Task objective — For every line in the data below, check for the word "father", then state how many lines have it. Answer with the number only.

__________

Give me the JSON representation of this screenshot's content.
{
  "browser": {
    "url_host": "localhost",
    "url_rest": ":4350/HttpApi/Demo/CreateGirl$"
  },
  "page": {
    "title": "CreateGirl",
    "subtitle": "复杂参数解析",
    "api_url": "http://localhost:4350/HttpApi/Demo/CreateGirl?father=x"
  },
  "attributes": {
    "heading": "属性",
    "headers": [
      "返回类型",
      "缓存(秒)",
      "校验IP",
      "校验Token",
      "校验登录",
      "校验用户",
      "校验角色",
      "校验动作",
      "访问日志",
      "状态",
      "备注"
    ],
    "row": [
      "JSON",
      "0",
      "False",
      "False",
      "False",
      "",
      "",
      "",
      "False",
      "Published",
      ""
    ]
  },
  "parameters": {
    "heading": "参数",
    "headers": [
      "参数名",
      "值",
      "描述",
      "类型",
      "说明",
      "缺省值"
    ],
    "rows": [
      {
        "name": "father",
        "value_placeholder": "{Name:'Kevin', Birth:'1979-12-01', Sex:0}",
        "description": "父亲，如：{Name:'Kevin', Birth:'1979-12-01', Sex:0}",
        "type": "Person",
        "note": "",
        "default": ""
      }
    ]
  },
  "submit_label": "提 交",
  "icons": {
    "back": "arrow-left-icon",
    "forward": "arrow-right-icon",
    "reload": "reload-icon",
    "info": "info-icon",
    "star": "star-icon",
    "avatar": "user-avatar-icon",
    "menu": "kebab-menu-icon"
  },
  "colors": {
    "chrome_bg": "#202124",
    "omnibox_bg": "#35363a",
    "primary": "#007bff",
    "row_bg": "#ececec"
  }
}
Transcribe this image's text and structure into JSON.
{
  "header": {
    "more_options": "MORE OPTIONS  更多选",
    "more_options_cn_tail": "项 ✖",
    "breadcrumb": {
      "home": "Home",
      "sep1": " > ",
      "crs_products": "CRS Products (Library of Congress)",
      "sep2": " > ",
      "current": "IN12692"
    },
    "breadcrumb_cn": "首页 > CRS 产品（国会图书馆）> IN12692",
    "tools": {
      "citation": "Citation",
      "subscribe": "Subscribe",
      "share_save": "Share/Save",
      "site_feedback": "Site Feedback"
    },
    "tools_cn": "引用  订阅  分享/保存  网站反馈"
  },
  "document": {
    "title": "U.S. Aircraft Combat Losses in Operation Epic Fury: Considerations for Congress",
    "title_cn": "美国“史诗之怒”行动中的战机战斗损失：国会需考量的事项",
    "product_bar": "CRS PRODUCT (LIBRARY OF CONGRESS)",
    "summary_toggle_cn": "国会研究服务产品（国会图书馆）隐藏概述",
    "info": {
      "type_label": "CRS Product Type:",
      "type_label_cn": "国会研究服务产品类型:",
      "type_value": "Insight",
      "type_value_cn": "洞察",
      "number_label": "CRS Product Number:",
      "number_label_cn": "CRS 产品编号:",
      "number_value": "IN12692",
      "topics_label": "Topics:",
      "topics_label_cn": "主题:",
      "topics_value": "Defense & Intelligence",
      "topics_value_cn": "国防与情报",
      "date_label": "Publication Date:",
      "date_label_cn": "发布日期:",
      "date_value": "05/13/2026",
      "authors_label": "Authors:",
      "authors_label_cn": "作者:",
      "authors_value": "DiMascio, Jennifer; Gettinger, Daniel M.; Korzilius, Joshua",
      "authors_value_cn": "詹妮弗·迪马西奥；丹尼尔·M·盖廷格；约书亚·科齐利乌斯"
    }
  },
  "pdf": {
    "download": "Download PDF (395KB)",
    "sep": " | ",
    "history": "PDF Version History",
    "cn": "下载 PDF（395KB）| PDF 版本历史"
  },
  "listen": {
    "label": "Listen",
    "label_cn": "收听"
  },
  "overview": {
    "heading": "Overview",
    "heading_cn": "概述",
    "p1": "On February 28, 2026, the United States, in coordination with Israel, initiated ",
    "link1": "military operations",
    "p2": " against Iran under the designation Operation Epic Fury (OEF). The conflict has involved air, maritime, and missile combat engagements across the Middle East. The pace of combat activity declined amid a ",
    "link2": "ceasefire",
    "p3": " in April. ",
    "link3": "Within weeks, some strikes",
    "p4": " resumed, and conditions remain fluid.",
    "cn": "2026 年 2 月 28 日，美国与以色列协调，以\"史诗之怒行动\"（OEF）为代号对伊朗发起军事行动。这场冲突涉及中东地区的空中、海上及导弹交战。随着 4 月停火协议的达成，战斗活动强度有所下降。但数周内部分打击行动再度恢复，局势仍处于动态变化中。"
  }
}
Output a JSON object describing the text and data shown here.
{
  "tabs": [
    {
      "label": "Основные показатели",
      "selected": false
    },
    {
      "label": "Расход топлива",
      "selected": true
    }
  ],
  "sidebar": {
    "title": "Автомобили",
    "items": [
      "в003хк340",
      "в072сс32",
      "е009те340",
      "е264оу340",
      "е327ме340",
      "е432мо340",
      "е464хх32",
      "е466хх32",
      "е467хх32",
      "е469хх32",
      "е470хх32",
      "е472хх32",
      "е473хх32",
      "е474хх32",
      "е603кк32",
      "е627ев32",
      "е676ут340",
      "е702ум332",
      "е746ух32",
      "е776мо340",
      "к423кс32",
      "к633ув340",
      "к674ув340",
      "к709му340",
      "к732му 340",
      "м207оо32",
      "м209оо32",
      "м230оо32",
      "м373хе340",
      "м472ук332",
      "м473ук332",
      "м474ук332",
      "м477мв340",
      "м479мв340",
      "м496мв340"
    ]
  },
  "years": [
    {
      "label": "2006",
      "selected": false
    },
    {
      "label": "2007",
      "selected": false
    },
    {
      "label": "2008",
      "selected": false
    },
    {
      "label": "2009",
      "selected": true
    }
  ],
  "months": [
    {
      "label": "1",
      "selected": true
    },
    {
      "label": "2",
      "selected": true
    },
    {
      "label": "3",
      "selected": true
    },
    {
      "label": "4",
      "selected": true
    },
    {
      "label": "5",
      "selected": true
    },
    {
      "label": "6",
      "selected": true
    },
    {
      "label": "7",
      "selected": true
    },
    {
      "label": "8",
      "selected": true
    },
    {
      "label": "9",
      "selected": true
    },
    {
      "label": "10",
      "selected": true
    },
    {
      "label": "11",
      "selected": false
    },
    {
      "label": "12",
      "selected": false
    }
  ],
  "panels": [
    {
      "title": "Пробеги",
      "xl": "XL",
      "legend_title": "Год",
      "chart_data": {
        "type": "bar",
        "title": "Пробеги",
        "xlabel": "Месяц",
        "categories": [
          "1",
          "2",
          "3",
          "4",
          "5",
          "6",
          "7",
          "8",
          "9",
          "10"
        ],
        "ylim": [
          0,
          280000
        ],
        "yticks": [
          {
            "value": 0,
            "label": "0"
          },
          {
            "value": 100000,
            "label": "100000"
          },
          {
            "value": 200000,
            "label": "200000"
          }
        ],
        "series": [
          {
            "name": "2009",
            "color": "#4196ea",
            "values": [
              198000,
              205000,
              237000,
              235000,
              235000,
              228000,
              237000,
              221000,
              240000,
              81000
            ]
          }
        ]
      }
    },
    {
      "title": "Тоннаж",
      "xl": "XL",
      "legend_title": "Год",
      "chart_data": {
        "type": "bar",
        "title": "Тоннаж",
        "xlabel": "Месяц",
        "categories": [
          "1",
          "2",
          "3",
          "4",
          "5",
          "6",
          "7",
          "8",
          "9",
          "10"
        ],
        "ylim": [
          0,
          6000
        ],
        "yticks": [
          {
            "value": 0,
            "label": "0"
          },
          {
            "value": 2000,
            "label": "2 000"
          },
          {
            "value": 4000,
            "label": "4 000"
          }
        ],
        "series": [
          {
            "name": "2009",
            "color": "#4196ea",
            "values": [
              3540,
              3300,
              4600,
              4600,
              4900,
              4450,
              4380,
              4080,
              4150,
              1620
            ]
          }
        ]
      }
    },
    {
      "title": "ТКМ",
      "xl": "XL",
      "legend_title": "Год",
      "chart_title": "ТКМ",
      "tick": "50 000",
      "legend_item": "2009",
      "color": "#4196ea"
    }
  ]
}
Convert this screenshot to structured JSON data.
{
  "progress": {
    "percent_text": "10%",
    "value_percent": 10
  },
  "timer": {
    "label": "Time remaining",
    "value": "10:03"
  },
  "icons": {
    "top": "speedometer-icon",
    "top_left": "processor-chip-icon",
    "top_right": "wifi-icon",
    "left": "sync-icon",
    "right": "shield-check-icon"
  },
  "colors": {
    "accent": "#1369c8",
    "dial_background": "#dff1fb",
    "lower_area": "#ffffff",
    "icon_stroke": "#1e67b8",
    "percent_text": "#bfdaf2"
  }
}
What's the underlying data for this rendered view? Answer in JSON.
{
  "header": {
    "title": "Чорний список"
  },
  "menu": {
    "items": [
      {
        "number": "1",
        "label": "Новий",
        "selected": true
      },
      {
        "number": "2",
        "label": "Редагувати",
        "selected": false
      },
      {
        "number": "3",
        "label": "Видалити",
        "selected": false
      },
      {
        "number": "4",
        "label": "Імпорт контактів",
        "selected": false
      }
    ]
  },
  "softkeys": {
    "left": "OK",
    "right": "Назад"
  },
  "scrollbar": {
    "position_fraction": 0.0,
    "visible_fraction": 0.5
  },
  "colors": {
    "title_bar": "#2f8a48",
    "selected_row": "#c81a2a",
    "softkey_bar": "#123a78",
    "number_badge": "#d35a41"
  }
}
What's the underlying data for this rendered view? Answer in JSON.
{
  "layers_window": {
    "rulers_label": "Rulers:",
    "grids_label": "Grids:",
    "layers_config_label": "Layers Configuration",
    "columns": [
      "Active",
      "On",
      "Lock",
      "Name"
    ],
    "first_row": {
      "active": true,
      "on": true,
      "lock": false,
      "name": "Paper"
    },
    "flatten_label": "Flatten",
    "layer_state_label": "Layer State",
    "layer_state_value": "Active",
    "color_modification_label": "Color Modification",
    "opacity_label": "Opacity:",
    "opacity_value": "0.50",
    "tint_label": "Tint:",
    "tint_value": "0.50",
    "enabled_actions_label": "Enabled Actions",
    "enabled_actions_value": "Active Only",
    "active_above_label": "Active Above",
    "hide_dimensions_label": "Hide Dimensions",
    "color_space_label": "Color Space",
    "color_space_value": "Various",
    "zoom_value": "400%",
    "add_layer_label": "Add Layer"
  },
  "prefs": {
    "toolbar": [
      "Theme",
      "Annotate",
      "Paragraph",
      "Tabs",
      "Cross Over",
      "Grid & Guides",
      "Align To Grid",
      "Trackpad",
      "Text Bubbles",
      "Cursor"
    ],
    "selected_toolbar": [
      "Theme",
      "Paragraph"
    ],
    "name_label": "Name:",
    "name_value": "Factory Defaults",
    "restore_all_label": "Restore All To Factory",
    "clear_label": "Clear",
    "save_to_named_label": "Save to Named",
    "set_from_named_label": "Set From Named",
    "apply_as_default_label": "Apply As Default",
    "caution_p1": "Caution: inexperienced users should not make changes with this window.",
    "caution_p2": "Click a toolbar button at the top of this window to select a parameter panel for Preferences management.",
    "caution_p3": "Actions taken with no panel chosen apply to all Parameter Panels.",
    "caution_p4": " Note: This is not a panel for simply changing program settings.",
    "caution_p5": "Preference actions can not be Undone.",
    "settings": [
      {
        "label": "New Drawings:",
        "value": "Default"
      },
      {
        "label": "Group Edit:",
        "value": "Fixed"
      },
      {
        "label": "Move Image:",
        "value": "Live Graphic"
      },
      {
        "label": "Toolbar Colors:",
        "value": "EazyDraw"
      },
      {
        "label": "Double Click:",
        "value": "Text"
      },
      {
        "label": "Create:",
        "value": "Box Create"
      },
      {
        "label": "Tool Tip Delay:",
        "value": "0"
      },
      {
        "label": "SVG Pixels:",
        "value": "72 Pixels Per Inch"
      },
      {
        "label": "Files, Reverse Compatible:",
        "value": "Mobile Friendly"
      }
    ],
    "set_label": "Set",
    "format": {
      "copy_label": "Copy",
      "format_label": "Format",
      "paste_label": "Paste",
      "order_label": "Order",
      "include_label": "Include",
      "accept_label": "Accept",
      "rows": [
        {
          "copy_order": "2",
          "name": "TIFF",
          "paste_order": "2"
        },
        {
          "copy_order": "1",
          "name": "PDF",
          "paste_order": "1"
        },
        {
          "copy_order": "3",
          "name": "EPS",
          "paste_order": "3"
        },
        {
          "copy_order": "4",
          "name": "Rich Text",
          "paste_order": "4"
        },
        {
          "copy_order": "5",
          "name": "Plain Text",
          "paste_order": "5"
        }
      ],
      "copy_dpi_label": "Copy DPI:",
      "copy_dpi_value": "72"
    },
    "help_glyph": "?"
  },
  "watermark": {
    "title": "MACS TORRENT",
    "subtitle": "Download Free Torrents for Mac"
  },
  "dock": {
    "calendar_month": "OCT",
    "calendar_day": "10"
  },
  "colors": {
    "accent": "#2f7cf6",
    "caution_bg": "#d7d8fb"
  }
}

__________

Output for this task — 2